What you will do
For every line in the material, set down an identical one.

──────── Materials provided ────────

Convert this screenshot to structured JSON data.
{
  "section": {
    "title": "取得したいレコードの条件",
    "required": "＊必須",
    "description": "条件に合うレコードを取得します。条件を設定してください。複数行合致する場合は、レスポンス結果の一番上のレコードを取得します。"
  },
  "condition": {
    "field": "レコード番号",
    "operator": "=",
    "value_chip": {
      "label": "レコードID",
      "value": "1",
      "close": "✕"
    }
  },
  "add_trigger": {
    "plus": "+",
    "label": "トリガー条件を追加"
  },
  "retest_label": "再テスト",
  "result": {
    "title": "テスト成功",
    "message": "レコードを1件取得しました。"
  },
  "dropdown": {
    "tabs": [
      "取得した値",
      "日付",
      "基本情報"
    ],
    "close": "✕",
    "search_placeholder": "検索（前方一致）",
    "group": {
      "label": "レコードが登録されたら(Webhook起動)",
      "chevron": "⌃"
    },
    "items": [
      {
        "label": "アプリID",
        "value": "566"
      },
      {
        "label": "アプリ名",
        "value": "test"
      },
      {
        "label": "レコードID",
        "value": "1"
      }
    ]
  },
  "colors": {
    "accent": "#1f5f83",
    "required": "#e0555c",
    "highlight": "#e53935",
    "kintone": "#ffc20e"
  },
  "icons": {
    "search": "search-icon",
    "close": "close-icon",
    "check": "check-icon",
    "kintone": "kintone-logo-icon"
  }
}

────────

Task output
Convert this screenshot to structured JSON data.
{
  "section": {
    "title": "取得したいレコードの条件",
    "required": "＊必須",
    "description": "条件に合うレコードを取得します。条件を設定してください。複数行合致する場合は、レスポンス結果の一番上のレコードを取得します。"
  },
  "condition": {
    "field": "レコード番号",
    "operator": "=",
    "value_chip": {
      "label": "レコードID",
      "value": "1",
      "close": "✕"
    }
  },
  "add_trigger": {
    "plus": "+",
    "label": "トリガー条件を追加"
  },
  "retest_label": "再テスト",
  "result": {
    "title": "テスト成功",
    "message": "レコードを1件取得しました。"
  },
  "dropdown": {
    "tabs": [
      "取得した値",
      "日付",
      "基本情報"
    ],
    "close": "✕",
    "search_placeholder": "検索（前方一致）",
    "group": {
      "label": "レコードが登録されたら(Webhook起動)",
      "chevron": "⌃"
    },
    "items": [
      {
        "label": "アプリID",
        "value": "566"
      },
      {
        "label": "アプリ名",
        "value": "test"
      },
      {
        "label": "レコードID",
        "value": "1"
      }
    ]
  },
  "colors": {
    "accent": "#1f5f83",
    "required": "#e0555c",
    "highlight": "#e53935",
    "kintone": "#ffc20e"
  },
  "icons": {
    "search": "search-icon",
    "close": "close-icon",
    "check": "check-icon",
    "kintone": "kintone-logo-icon"
  }
}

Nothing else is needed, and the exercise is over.